   Under Rhodri Morgan, there's no doubt the Senedd has enacted policies superior to those in England : on free prescriptions, student fees, abolition of SAT's and school league tables to name some.  However, we have not moved nearer a parliament with greater powers and there hasn't been a leftwing thrust based on ideals : where is the drive towards co-operatives, to get rid of fee-paying schools, to give Welsh equal status in all sectors, or to ensure the NHS serves everyone equally and cannot be by-passed by those who can pay?

   This is a poem I wrote a couple of years ago when Rhodri was at the height of his bungliness; two years back, for instance, he suggested that global warming might not be such a bad thing and when asked about Iraq on Question Time, he refused to give a view saying he had 'not looked at the issues'.

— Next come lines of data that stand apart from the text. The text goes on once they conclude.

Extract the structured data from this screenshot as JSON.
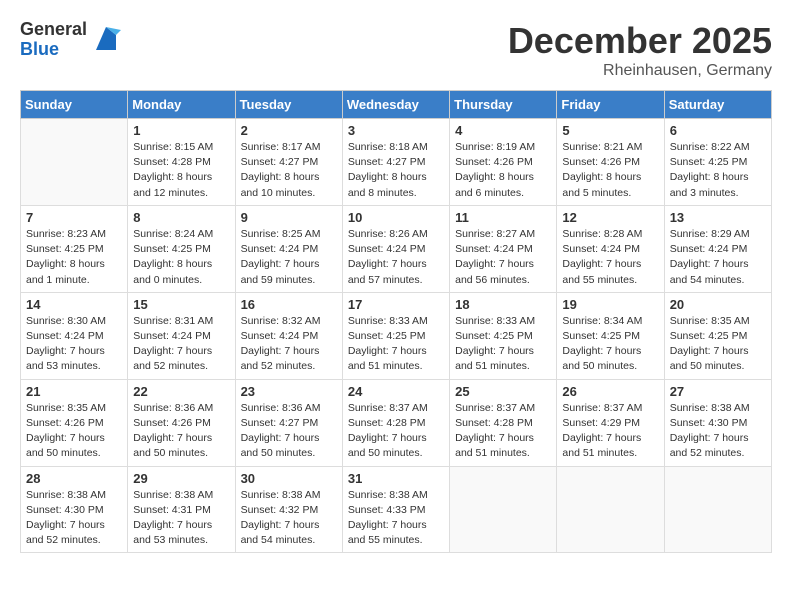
{
  "header": {
    "logo_general": "General",
    "logo_blue": "Blue",
    "month_year": "December 2025",
    "location": "Rheinhausen, Germany"
  },
  "days_of_week": [
    "Sunday",
    "Monday",
    "Tuesday",
    "Wednesday",
    "Thursday",
    "Friday",
    "Saturday"
  ],
  "weeks": [
    [
      {
        "num": "",
        "info": ""
      },
      {
        "num": "1",
        "info": "Sunrise: 8:15 AM\nSunset: 4:28 PM\nDaylight: 8 hours\nand 12 minutes."
      },
      {
        "num": "2",
        "info": "Sunrise: 8:17 AM\nSunset: 4:27 PM\nDaylight: 8 hours\nand 10 minutes."
      },
      {
        "num": "3",
        "info": "Sunrise: 8:18 AM\nSunset: 4:27 PM\nDaylight: 8 hours\nand 8 minutes."
      },
      {
        "num": "4",
        "info": "Sunrise: 8:19 AM\nSunset: 4:26 PM\nDaylight: 8 hours\nand 6 minutes."
      },
      {
        "num": "5",
        "info": "Sunrise: 8:21 AM\nSunset: 4:26 PM\nDaylight: 8 hours\nand 5 minutes."
      },
      {
        "num": "6",
        "info": "Sunrise: 8:22 AM\nSunset: 4:25 PM\nDaylight: 8 hours\nand 3 minutes."
      }
    ],
    [
      {
        "num": "7",
        "info": "Sunrise: 8:23 AM\nSunset: 4:25 PM\nDaylight: 8 hours\nand 1 minute."
      },
      {
        "num": "8",
        "info": "Sunrise: 8:24 AM\nSunset: 4:25 PM\nDaylight: 8 hours\nand 0 minutes."
      },
      {
        "num": "9",
        "info": "Sunrise: 8:25 AM\nSunset: 4:24 PM\nDaylight: 7 hours\nand 59 minutes."
      },
      {
        "num": "10",
        "info": "Sunrise: 8:26 AM\nSunset: 4:24 PM\nDaylight: 7 hours\nand 57 minutes."
      },
      {
        "num": "11",
        "info": "Sunrise: 8:27 AM\nSunset: 4:24 PM\nDaylight: 7 hours\nand 56 minutes."
      },
      {
        "num": "12",
        "info": "Sunrise: 8:28 AM\nSunset: 4:24 PM\nDaylight: 7 hours\nand 55 minutes."
      },
      {
        "num": "13",
        "info": "Sunrise: 8:29 AM\nSunset: 4:24 PM\nDaylight: 7 hours\nand 54 minutes."
      }
    ],
    [
      {
        "num": "14",
        "info": "Sunrise: 8:30 AM\nSunset: 4:24 PM\nDaylight: 7 hours\nand 53 minutes."
      },
      {
        "num": "15",
        "info": "Sunrise: 8:31 AM\nSunset: 4:24 PM\nDaylight: 7 hours\nand 52 minutes."
      },
      {
        "num": "16",
        "info": "Sunrise: 8:32 AM\nSunset: 4:24 PM\nDaylight: 7 hours\nand 52 minutes."
      },
      {
        "num": "17",
        "info": "Sunrise: 8:33 AM\nSunset: 4:25 PM\nDaylight: 7 hours\nand 51 minutes."
      },
      {
        "num": "18",
        "info": "Sunrise: 8:33 AM\nSunset: 4:25 PM\nDaylight: 7 hours\nand 51 minutes."
      },
      {
        "num": "19",
        "info": "Sunrise: 8:34 AM\nSunset: 4:25 PM\nDaylight: 7 hours\nand 50 minutes."
      },
      {
        "num": "20",
        "info": "Sunrise: 8:35 AM\nSunset: 4:25 PM\nDaylight: 7 hours\nand 50 minutes."
      }
    ],
    [
      {
        "num": "21",
        "info": "Sunrise: 8:35 AM\nSunset: 4:26 PM\nDaylight: 7 hours\nand 50 minutes."
      },
      {
        "num": "22",
        "info": "Sunrise: 8:36 AM\nSunset: 4:26 PM\nDaylight: 7 hours\nand 50 minutes."
      },
      {
        "num": "23",
        "info": "Sunrise: 8:36 AM\nSunset: 4:27 PM\nDaylight: 7 hours\nand 50 minutes."
      },
      {
        "num": "24",
        "info": "Sunrise: 8:37 AM\nSunset: 4:28 PM\nDaylight: 7 hours\nand 50 minutes."
      },
      {
        "num": "25",
        "info": "Sunrise: 8:37 AM\nSunset: 4:28 PM\nDaylight: 7 hours\nand 51 minutes."
      },
      {
        "num": "26",
        "info": "Sunrise: 8:37 AM\nSunset: 4:29 PM\nDaylight: 7 hours\nand 51 minutes."
      },
      {
        "num": "27",
        "info": "Sunrise: 8:38 AM\nSunset: 4:30 PM\nDaylight: 7 hours\nand 52 minutes."
      }
    ],
    [
      {
        "num": "28",
        "info": "Sunrise: 8:38 AM\nSunset: 4:30 PM\nDaylight: 7 hours\nand 52 minutes."
      },
      {
        "num": "29",
        "info": "Sunrise: 8:38 AM\nSunset: 4:31 PM\nDaylight: 7 hours\nand 53 minutes."
      },
      {
        "num": "30",
        "info": "Sunrise: 8:38 AM\nSunset: 4:32 PM\nDaylight: 7 hours\nand 54 minutes."
      },
      {
        "num": "31",
        "info": "Sunrise: 8:38 AM\nSunset: 4:33 PM\nDaylight: 7 hours\nand 55 minutes."
      },
      {
        "num": "",
        "info": ""
      },
      {
        "num": "",
        "info": ""
      },
      {
        "num": "",
        "info": ""
      }
    ]
  ]
}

                            RHODRI IS A TREE-ALIEN

Rhodri Morgan really is
a Doctor Who tree-alien!
It's no accident
he was mistaken for one
when trying to enter the BBC.

How else do you account
for his mysterious absence
when war was declared on Iraq -
'I wasn't there!' he whined.
Well, now I can disclose
he was on his own planet
in immortal combat with a Time-Lord.

How else do you account
for his speech lauding
the benefits of global warming,
when his own constituency
could be covered in coral reefs?

And all those late or missing appointments
with Lizzy Windsor or to commemorate
the veterans : he was far away
in another galaxy trying to learn the words
of the Vulcan national anthem
(it's not the first time we've been run by an alien).